[Records provided Boundary: Start]

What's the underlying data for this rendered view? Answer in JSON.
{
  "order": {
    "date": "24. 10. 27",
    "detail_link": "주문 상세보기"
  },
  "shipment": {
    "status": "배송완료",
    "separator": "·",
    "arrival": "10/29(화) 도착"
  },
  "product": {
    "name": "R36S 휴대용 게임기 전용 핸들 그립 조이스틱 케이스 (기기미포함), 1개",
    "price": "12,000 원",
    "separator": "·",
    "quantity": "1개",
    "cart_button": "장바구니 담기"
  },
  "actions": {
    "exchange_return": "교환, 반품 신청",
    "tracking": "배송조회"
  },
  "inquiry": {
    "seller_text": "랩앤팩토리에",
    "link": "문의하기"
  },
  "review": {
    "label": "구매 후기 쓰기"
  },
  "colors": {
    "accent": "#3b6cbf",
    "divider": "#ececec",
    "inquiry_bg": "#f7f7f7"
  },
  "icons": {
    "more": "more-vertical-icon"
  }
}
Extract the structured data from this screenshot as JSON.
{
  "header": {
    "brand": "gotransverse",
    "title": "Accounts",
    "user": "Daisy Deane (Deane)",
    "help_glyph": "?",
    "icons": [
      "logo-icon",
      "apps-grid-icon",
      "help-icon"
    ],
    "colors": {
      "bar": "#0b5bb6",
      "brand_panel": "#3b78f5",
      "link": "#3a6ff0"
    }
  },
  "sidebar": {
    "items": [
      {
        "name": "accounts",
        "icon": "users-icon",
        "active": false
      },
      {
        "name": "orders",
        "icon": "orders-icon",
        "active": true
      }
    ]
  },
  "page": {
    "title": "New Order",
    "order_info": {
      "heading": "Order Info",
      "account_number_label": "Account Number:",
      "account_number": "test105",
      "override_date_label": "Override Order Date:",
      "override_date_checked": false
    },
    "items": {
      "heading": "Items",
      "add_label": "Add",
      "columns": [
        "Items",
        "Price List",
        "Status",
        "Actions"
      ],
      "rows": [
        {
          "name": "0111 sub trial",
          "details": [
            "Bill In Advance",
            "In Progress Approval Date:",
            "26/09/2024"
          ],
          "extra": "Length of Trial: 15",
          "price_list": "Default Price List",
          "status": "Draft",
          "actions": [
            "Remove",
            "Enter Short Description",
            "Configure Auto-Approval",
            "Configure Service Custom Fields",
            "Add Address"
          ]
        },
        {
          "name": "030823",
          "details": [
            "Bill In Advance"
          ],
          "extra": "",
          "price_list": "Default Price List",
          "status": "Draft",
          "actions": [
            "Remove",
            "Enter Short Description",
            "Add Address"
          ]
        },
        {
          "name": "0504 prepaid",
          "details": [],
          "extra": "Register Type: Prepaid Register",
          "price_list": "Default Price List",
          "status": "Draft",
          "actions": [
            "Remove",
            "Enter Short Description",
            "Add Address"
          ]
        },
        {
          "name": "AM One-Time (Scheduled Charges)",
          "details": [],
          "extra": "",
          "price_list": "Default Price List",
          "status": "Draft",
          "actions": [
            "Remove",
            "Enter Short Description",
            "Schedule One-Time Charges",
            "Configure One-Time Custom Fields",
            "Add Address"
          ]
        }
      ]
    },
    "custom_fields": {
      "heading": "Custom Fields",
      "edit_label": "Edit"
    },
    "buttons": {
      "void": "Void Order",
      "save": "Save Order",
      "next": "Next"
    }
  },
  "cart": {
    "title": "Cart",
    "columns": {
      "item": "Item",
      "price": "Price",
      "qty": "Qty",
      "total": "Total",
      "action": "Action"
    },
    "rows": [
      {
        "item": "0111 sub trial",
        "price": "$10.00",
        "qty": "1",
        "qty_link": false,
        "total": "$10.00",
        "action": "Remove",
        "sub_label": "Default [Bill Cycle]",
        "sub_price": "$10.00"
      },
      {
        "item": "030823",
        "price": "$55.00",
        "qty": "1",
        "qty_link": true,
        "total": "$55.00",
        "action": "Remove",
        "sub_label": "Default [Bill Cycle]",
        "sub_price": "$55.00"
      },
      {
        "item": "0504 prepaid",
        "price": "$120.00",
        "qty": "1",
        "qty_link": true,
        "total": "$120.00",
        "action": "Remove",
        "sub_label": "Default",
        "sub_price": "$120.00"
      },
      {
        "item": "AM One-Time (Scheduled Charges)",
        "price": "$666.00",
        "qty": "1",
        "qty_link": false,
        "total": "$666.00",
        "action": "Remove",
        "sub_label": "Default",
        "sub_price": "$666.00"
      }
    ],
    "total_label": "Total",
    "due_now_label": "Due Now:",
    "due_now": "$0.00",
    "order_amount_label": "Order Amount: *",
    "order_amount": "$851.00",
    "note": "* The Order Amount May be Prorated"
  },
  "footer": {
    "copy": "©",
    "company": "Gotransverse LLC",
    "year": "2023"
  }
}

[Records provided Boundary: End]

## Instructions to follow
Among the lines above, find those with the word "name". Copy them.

## Result for this task
    "name": "R36S 휴대용 게임기 전용 핸들 그립 조이스틱 케이스 (기기미포함), 1개",
        "name": "accounts",
        "name": "orders",
          "name": "0111 sub trial",
          "name": "030823",
          "name": "0504 prepaid",
          "name": "AM One-Time (Scheduled Charges)",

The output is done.